--- Exercise prompt ---
Could you set down all of the data again, exactly as it stands?

--- Extracted records ---
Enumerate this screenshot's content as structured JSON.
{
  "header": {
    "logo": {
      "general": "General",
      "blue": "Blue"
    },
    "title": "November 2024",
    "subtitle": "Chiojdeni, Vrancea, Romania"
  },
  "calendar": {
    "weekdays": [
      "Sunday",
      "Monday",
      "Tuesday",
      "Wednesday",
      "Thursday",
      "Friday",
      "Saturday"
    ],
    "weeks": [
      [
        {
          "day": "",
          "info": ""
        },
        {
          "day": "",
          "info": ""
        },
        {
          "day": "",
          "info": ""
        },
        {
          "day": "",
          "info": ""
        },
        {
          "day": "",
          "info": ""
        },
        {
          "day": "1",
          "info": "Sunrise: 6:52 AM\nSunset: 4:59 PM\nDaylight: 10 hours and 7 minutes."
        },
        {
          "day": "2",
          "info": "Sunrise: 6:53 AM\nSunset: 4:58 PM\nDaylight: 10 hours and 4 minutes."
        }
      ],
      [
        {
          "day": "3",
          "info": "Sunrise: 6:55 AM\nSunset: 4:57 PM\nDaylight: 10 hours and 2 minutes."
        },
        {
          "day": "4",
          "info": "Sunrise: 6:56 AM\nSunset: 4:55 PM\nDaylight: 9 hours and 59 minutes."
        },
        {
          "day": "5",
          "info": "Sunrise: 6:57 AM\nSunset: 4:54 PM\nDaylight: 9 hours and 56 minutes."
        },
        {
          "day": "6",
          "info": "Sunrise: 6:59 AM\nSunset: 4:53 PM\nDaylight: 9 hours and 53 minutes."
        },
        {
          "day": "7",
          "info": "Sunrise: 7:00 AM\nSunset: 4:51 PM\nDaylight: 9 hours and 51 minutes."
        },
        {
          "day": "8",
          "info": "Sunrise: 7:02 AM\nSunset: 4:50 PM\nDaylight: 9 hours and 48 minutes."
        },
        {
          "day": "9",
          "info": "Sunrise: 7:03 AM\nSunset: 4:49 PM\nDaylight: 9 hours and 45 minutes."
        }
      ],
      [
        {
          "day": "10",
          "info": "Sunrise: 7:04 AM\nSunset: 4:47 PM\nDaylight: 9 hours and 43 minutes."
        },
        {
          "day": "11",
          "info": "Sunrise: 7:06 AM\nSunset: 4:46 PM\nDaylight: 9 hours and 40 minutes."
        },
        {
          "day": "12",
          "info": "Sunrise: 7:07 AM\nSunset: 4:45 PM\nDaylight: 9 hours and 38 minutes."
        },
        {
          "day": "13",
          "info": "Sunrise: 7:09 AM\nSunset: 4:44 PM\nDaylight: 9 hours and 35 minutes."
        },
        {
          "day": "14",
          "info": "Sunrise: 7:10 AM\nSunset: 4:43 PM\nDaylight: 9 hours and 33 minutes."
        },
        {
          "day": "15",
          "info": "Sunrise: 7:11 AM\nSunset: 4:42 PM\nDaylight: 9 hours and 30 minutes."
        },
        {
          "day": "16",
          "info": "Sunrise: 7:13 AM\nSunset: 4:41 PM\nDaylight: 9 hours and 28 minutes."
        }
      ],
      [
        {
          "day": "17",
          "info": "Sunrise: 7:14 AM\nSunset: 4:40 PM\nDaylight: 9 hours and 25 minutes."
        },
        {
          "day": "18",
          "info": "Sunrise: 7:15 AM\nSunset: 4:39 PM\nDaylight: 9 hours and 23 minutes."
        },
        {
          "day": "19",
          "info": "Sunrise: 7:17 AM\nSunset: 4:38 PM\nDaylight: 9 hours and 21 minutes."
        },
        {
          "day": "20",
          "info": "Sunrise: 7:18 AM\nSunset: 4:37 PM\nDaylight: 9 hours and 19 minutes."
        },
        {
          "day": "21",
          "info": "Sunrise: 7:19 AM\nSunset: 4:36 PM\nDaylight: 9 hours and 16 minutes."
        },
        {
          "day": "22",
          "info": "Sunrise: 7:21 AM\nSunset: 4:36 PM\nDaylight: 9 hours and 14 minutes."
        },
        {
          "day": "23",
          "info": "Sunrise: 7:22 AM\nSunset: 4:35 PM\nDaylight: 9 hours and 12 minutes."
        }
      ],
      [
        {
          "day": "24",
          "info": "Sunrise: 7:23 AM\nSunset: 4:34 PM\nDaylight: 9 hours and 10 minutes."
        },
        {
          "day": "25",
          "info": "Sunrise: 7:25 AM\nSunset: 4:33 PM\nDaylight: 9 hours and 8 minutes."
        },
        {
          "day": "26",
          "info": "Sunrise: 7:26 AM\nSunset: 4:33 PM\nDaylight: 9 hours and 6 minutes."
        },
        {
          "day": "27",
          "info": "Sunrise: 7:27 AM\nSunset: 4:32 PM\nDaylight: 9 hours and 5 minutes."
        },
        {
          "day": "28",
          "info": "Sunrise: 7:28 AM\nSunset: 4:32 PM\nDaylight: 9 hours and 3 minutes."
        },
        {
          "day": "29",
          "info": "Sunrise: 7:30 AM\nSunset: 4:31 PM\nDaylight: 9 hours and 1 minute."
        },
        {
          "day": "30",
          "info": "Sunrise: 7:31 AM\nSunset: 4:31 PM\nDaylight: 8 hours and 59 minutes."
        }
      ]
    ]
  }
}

--- Answer to this exercise ---
Enumerate this screenshot's content as structured JSON.
{
  "header": {
    "logo": {
      "general": "General",
      "blue": "Blue"
    },
    "title": "November 2024",
    "subtitle": "Chiojdeni, Vrancea, Romania"
  },
  "calendar": {
    "weekdays": [
      "Sunday",
      "Monday",
      "Tuesday",
      "Wednesday",
      "Thursday",
      "Friday",
      "Saturday"
    ],
    "weeks": [
      [
        {
          "day": "",
          "info": ""
        },
        {
          "day": "",
          "info": ""
        },
        {
          "day": "",
          "info": ""
        },
        {
          "day": "",
          "info": ""
        },
        {
          "day": "",
          "info": ""
        },
        {
          "day": "1",
          "info": "Sunrise: 6:52 AM\nSunset: 4:59 PM\nDaylight: 10 hours and 7 minutes."
        },
        {
          "day": "2",
          "info": "Sunrise: 6:53 AM\nSunset: 4:58 PM\nDaylight: 10 hours and 4 minutes."
        }
      ],
      [
        {
          "day": "3",
          "info": "Sunrise: 6:55 AM\nSunset: 4:57 PM\nDaylight: 10 hours and 2 minutes."
        },
        {
          "day": "4",
          "info": "Sunrise: 6:56 AM\nSunset: 4:55 PM\nDaylight: 9 hours and 59 minutes."
        },
        {
          "day": "5",
          "info": "Sunrise: 6:57 AM\nSunset: 4:54 PM\nDaylight: 9 hours and 56 minutes."
        },
        {
          "day": "6",
          "info": "Sunrise: 6:59 AM\nSunset: 4:53 PM\nDaylight: 9 hours and 53 minutes."
        },
        {
          "day": "7",
          "info": "Sunrise: 7:00 AM\nSunset: 4:51 PM\nDaylight: 9 hours and 51 minutes."
        },
        {
          "day": "8",
          "info": "Sunrise: 7:02 AM\nSunset: 4:50 PM\nDaylight: 9 hours and 48 minutes."
        },
        {
          "day": "9",
          "info": "Sunrise: 7:03 AM\nSunset: 4:49 PM\nDaylight: 9 hours and 45 minutes."
        }
      ],
      [
        {
          "day": "10",
          "info": "Sunrise: 7:04 AM\nSunset: 4:47 PM\nDaylight: 9 hours and 43 minutes."
        },
        {
          "day": "11",
          "info": "Sunrise: 7:06 AM\nSunset: 4:46 PM\nDaylight: 9 hours and 40 minutes."
        },
        {
          "day": "12",
          "info": "Sunrise: 7:07 AM\nSunset: 4:45 PM\nDaylight: 9 hours and 38 minutes."
        },
        {
          "day": "13",
          "info": "Sunrise: 7:09 AM\nSunset: 4:44 PM\nDaylight: 9 hours and 35 minutes."
        },
        {
          "day": "14",
          "info": "Sunrise: 7:10 AM\nSunset: 4:43 PM\nDaylight: 9 hours and 33 minutes."
        },
        {
          "day": "15",
          "info": "Sunrise: 7:11 AM\nSunset: 4:42 PM\nDaylight: 9 hours and 30 minutes."
        },
        {
          "day": "16",
          "info": "Sunrise: 7:13 AM\nSunset: 4:41 PM\nDaylight: 9 hours and 28 minutes."
        }
      ],
      [
        {
          "day": "17",
          "info": "Sunrise: 7:14 AM\nSunset: 4:40 PM\nDaylight: 9 hours and 25 minutes."
        },
        {
          "day": "18",
          "info": "Sunrise: 7:15 AM\nSunset: 4:39 PM\nDaylight: 9 hours and 23 minutes."
        },
        {
          "day": "19",
          "info": "Sunrise: 7:17 AM\nSunset: 4:38 PM\nDaylight: 9 hours and 21 minutes."
        },
        {
          "day": "20",
          "info": "Sunrise: 7:18 AM\nSunset: 4:37 PM\nDaylight: 9 hours and 19 minutes."
        },
        {
          "day": "21",
          "info": "Sunrise: 7:19 AM\nSunset: 4:36 PM\nDaylight: 9 hours and 16 minutes."
        },
        {
          "day": "22",
          "info": "Sunrise: 7:21 AM\nSunset: 4:36 PM\nDaylight: 9 hours and 14 minutes."
        },
        {
          "day": "23",
          "info": "Sunrise: 7:22 AM\nSunset: 4:35 PM\nDaylight: 9 hours and 12 minutes."
        }
      ],
      [
        {
          "day": "24",
          "info": "Sunrise: 7:23 AM\nSunset: 4:34 PM\nDaylight: 9 hours and 10 minutes."
        },
        {
          "day": "25",
          "info": "Sunrise: 7:25 AM\nSunset: 4:33 PM\nDaylight: 9 hours and 8 minutes."
        },
        {
          "day": "26",
          "info": "Sunrise: 7:26 AM\nSunset: 4:33 PM\nDaylight: 9 hours and 6 minutes."
        },
        {
          "day": "27",
          "info": "Sunrise: 7:27 AM\nSunset: 4:32 PM\nDaylight: 9 hours and 5 minutes."
        },
        {
          "day": "28",
          "info": "Sunrise: 7:28 AM\nSunset: 4:32 PM\nDaylight: 9 hours and 3 minutes."
        },
        {
          "day": "29",
          "info": "Sunrise: 7:30 AM\nSunset: 4:31 PM\nDaylight: 9 hours and 1 minute."
        },
        {
          "day": "30",
          "info": "Sunrise: 7:31 AM\nSunset: 4:31 PM\nDaylight: 8 hours and 59 minutes."
        }
      ]
    ]
  }
}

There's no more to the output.